- _What is being asked_
Report each line of the data that contains the string "true".

- _Material shown_
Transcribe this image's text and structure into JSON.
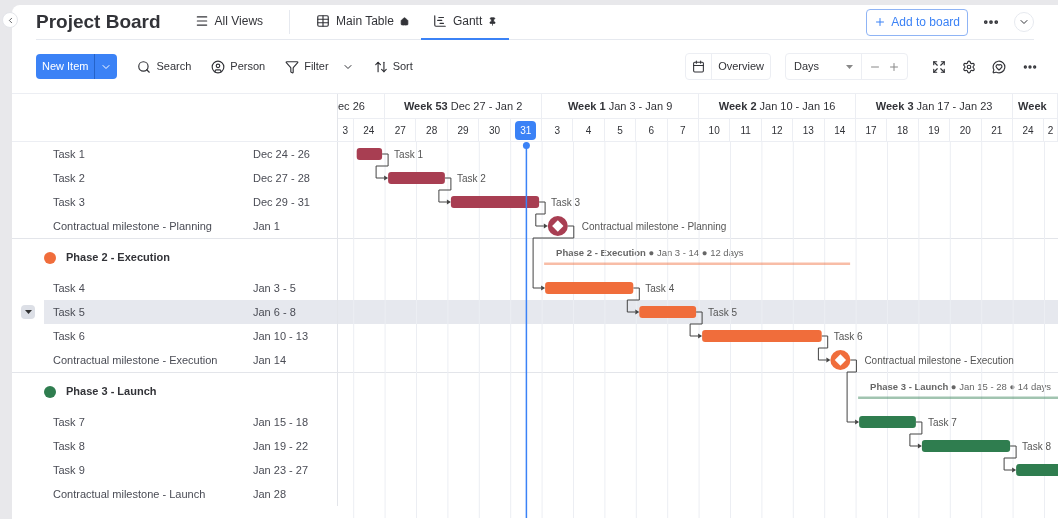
{
  "board": {
    "title": "Project Board"
  },
  "views": [
    {
      "label": "All Views",
      "kind": "menu",
      "selected": false
    },
    {
      "label": "Main Table",
      "kind": "table",
      "selected": false
    },
    {
      "label": "Gantt",
      "kind": "gantt",
      "selected": true
    }
  ],
  "add_button": "Add to board",
  "toolbar": {
    "new_item": "New Item",
    "tools": [
      {
        "label": "Search",
        "kind": "search"
      },
      {
        "label": "Person",
        "kind": "person"
      },
      {
        "label": "Filter",
        "kind": "filter"
      },
      {
        "label": "Sort",
        "kind": "sort"
      }
    ],
    "overview": "Overview",
    "scale": "Days"
  },
  "timeline": {
    "weeks": [
      {
        "range": "ec 26"
      },
      {
        "week": "Week 53",
        "range": "Dec 27 - Jan 2"
      },
      {
        "week": "Week 1",
        "range": "Jan 3 - Jan 9"
      },
      {
        "week": "Week 2",
        "range": "Jan 10 - Jan 16"
      },
      {
        "week": "Week 3",
        "range": "Jan 17 - Jan 23"
      },
      {
        "week": "Week"
      }
    ],
    "days": [
      {
        "label": "3",
        "today": false
      },
      {
        "label": "24",
        "today": false
      },
      {
        "label": "27",
        "today": false
      },
      {
        "label": "28",
        "today": false
      },
      {
        "label": "29",
        "today": false
      },
      {
        "label": "30",
        "today": false
      },
      {
        "label": "31",
        "today": true
      },
      {
        "label": "3",
        "today": false
      },
      {
        "label": "4",
        "today": false
      },
      {
        "label": "5",
        "today": false
      },
      {
        "label": "6",
        "today": false
      },
      {
        "label": "7",
        "today": false
      },
      {
        "label": "10",
        "today": false
      },
      {
        "label": "11",
        "today": false
      },
      {
        "label": "12",
        "today": false
      },
      {
        "label": "13",
        "today": false
      },
      {
        "label": "14",
        "today": false
      },
      {
        "label": "17",
        "today": false
      },
      {
        "label": "18",
        "today": false
      },
      {
        "label": "19",
        "today": false
      },
      {
        "label": "20",
        "today": false
      },
      {
        "label": "21",
        "today": false
      },
      {
        "label": "24",
        "today": false
      },
      {
        "label": "2",
        "today": false
      }
    ]
  },
  "groups": [
    {
      "color": "#a83e52",
      "items": [
        {
          "name": "Task 1",
          "dates": "Dec 24 - 26",
          "kind": "task",
          "selected": false,
          "bar_label": "Task 1"
        },
        {
          "name": "Task 2",
          "dates": "Dec 27 - 28",
          "kind": "task",
          "selected": false,
          "bar_label": "Task 2"
        },
        {
          "name": "Task 3",
          "dates": "Dec 29 - 31",
          "kind": "task",
          "selected": false,
          "bar_label": "Task 3"
        },
        {
          "name": "Contractual milestone - Planning",
          "dates": "Jan 1",
          "kind": "milestone",
          "selected": false,
          "bar_label": "Contractual milestone - Planning"
        }
      ]
    },
    {
      "name": "Phase 2 - Execution",
      "color": "#f06d3b",
      "summary": "**Phase 2 - Execution** ● Jan 3 - 14 ● 12 days",
      "items": [
        {
          "name": "Task 4",
          "dates": "Jan 3 - 5",
          "kind": "task",
          "selected": false,
          "bar_label": "Task 4"
        },
        {
          "name": "Task 5",
          "dates": "Jan 6 - 8",
          "kind": "task",
          "selected": true,
          "bar_label": "Task 5"
        },
        {
          "name": "Task 6",
          "dates": "Jan 10 - 13",
          "kind": "task",
          "selected": false,
          "bar_label": "Task 6"
        },
        {
          "name": "Contractual milestone - Execution",
          "dates": "Jan 14",
          "kind": "milestone",
          "selected": false,
          "bar_label": "Contractual milestone - Execution"
        }
      ]
    },
    {
      "name": "Phase 3 - Launch",
      "color": "#2f7d4f",
      "summary": "**Phase 3 - Launch** ● Jan 15 - 28 ● 14 days",
      "items": [
        {
          "name": "Task 7",
          "dates": "Jan 15 - 18",
          "kind": "task",
          "selected": false,
          "bar_label": "Task 7"
        },
        {
          "name": "Task 8",
          "dates": "Jan 19 - 22",
          "kind": "task",
          "selected": false,
          "bar_label": "Task 8"
        },
        {
          "name": "Task 9",
          "dates": "Jan 23 - 27",
          "kind": "task",
          "selected": false
        },
        {
          "name": "Contractual milestone - Launch",
          "dates": "Jan 28",
          "kind": "milestone",
          "selected": false
        }
      ]
    }
  ]
}
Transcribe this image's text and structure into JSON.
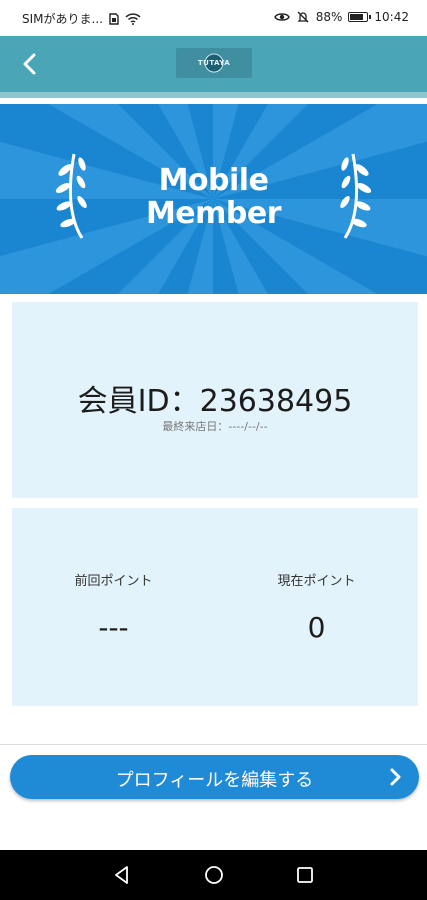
{
  "status_bar": {
    "carrier": "SIMがありま...",
    "battery": "88%",
    "battery_level": 0.88,
    "time": "10:42",
    "icons": [
      "sim-icon",
      "wifi-icon",
      "eye-comfort-icon",
      "bell-off-icon",
      "battery-icon"
    ]
  },
  "app_bar": {
    "logo_text": "TUTAYA",
    "back_icon": "chevron-left-icon",
    "color": "#4aa6b6"
  },
  "banner": {
    "line1": "Mobile",
    "line2": "Member",
    "color": "#1a86d1",
    "icons": [
      "laurel-left-icon",
      "laurel-right-icon"
    ]
  },
  "member": {
    "id_text": "会員ID：23638495",
    "last_visit": "最終来店日：----/--/--"
  },
  "points": {
    "previous_label": "前回ポイント",
    "previous_value": "---",
    "current_label": "現在ポイント",
    "current_value": "0"
  },
  "edit_profile": {
    "label": "プロフィールを編集する",
    "color": "#1f8ad6"
  },
  "nav": {
    "icons": [
      "back-icon",
      "home-icon",
      "recents-icon"
    ]
  }
}
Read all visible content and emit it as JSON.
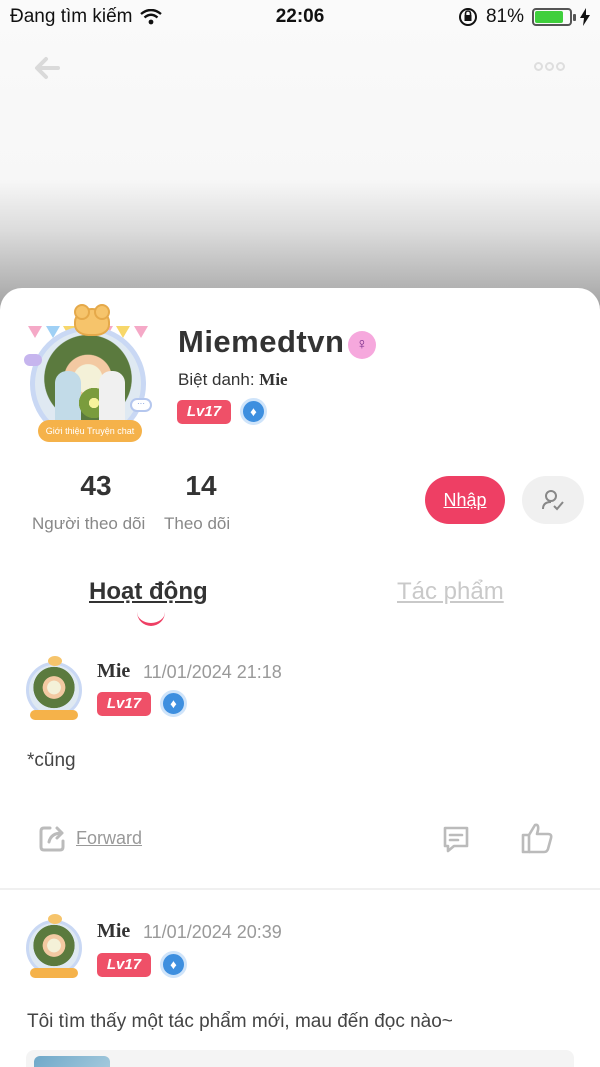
{
  "status_bar": {
    "carrier": "Đang tìm kiếm",
    "time": "22:06",
    "battery": "81%",
    "battery_level": 0.81
  },
  "nav": {
    "back_icon": "arrow-left-icon",
    "more_icon": "more-dots-icon"
  },
  "profile": {
    "username": "Miemedtvn",
    "gender_icon": "female-symbol-icon",
    "nickname_label": "Biệt danh: ",
    "nickname_value": "Mie",
    "level": "Lv17",
    "avatar_frame_tag": "Giới thiệu Truyện chat",
    "avatar_bubble": "···"
  },
  "stats": {
    "followers_count": "43",
    "followers_label": "Người theo dõi",
    "following_count": "14",
    "following_label": "Theo dõi"
  },
  "actions": {
    "follow_label": "Nhập",
    "profile_icon": "user-check-icon"
  },
  "tabs": [
    {
      "label": "Hoạt động",
      "active": true
    },
    {
      "label": "Tác phẩm",
      "active": false
    }
  ],
  "posts": [
    {
      "author": "Mie",
      "time": "11/01/2024 21:18",
      "level": "Lv17",
      "text": "*cũng",
      "forward_label": "Forward"
    },
    {
      "author": "Mie",
      "time": "11/01/2024 20:39",
      "level": "Lv17",
      "text": "Tôi tìm thấy một tác phẩm mới, mau đến đọc nào~"
    }
  ],
  "colors": {
    "accent": "#ee3f64",
    "level_badge": "#ef5068",
    "drop_badge": "#3e8fdf"
  }
}
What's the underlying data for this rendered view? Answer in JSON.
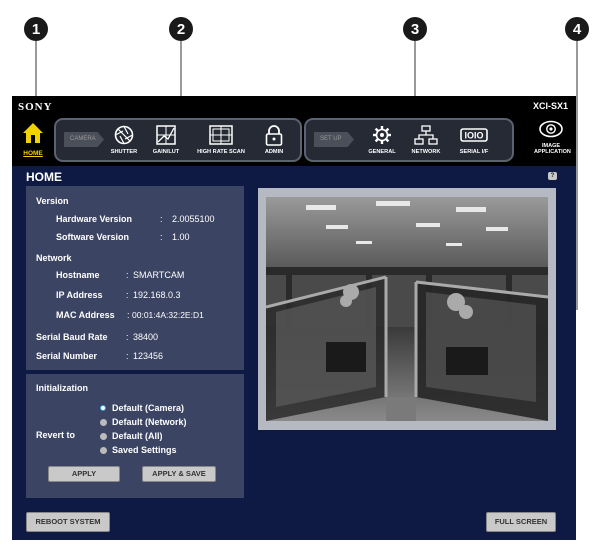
{
  "callouts": {
    "c1": "1",
    "c2": "2",
    "c3": "3",
    "c4": "4"
  },
  "header": {
    "brand": "SONY",
    "model": "XCI-SX1"
  },
  "toolbar": {
    "home": "HOME",
    "camera_group": "CAMERA",
    "shutter": "SHUTTER",
    "gain_lut": "GAIN/LUT",
    "high_rate_scan": "HIGH RATE SCAN",
    "admin": "ADMIN",
    "setup_group": "SET UP",
    "general": "GENERAL",
    "network": "NETWORK",
    "serial": "SERIAL I/F",
    "image_app_1": "IMAGE",
    "image_app_2": "APPLICATION"
  },
  "icons": [
    "home-icon",
    "shutter-icon",
    "gain-lut-icon",
    "high-rate-scan-icon",
    "admin-lock-icon",
    "general-gear-icon",
    "network-icon",
    "serial-interface-icon",
    "image-application-icon",
    "help-icon"
  ],
  "page": {
    "title": "HOME",
    "help": "?"
  },
  "info": {
    "version_heading": "Version",
    "hw_label": "Hardware Version",
    "hw_sep": ":",
    "hw_value": "2.0055100",
    "sw_label": "Software Version",
    "sw_sep": ":",
    "sw_value": "1.00",
    "network_heading": "Network",
    "hostname_label": "Hostname",
    "hostname_sep": ":",
    "hostname_value": "SMARTCAM",
    "ip_label": "IP Address",
    "ip_sep": ":",
    "ip_value": "192.168.0.3",
    "mac_label": "MAC Address",
    "mac_sep": ":",
    "mac_value": "00:01:4A:32:2E:D1",
    "baud_label": "Serial Baud Rate",
    "baud_sep": ":",
    "baud_value": "38400",
    "serial_label": "Serial Number",
    "serial_sep": ":",
    "serial_value": "123456"
  },
  "init": {
    "heading": "Initialization",
    "revert_label": "Revert to",
    "options": [
      "Default (Camera)",
      "Default (Network)",
      "Default (All)",
      "Saved Settings"
    ],
    "selected": "Default (Camera)",
    "apply": "APPLY",
    "apply_save": "APPLY & SAVE"
  },
  "footer": {
    "reboot": "REBOOT SYSTEM",
    "fullscreen": "FULL SCREEN"
  },
  "colors": {
    "frame": "#0f1a44",
    "panel": "#3b4462",
    "topbar": "#000000",
    "home_accent": "#f2d200",
    "radio_selected": "#2d9ee8"
  }
}
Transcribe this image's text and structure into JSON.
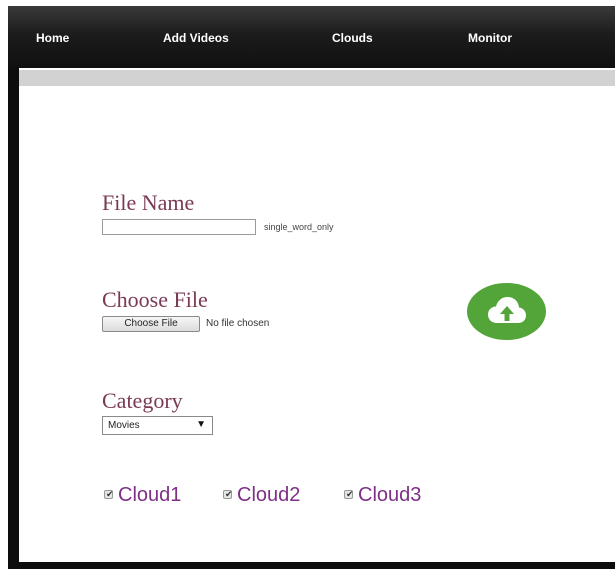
{
  "nav": {
    "items": [
      "Home",
      "Add Videos",
      "Clouds",
      "Monitor"
    ]
  },
  "form": {
    "file_name_label": "File Name",
    "file_name_value": "",
    "file_name_hint": "single_word_only",
    "choose_file_label": "Choose File",
    "choose_file_button": "Choose File",
    "choose_file_status": "No file chosen",
    "category_label": "Category",
    "category_selected": "Movies",
    "clouds": [
      {
        "label": "Cloud1",
        "checked": true
      },
      {
        "label": "Cloud2",
        "checked": true
      },
      {
        "label": "Cloud3",
        "checked": true
      }
    ]
  },
  "upload": {
    "icon": "cloud-upload-icon",
    "color": "#53a53a"
  },
  "colors": {
    "label_text": "#7a3a55",
    "cloud_text": "#7e2f86",
    "navbar": "#1c1c1c"
  }
}
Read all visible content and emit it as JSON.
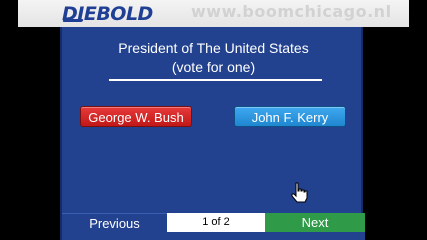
{
  "header": {
    "brand": "DIEBOLD",
    "url": "www.boomchicago.nl"
  },
  "ballot": {
    "title_line1": "President of The United States",
    "title_line2": "(vote for one)",
    "candidates": [
      {
        "name": "George W. Bush",
        "color": "#d42a2a"
      },
      {
        "name": "John F. Kerry",
        "color": "#2d9be6"
      }
    ]
  },
  "nav": {
    "previous_label": "Previous",
    "page_indicator": "1 of 2",
    "next_label": "Next"
  },
  "cursor": {
    "icon": "hand-pointer-icon"
  }
}
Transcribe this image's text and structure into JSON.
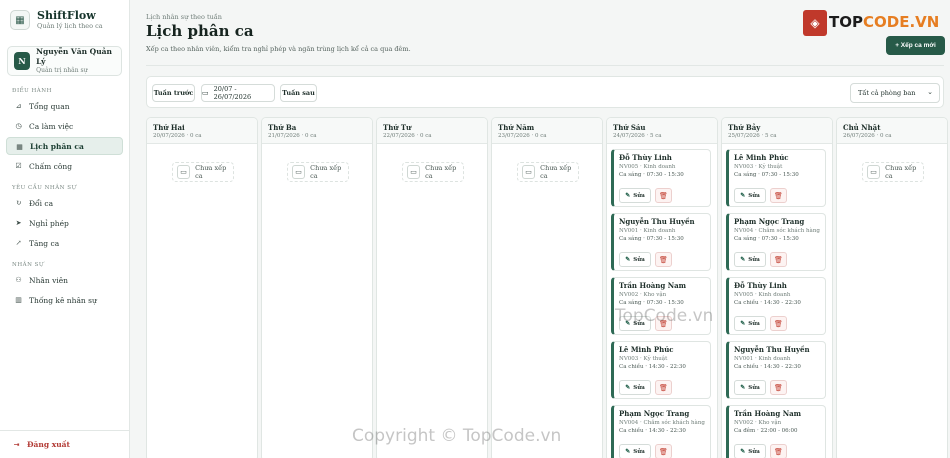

- _Task output_
      "selected": true
        "today": true
          "selected": true,
      "active": true
        "checked": true
        "checked": true
        "checked": true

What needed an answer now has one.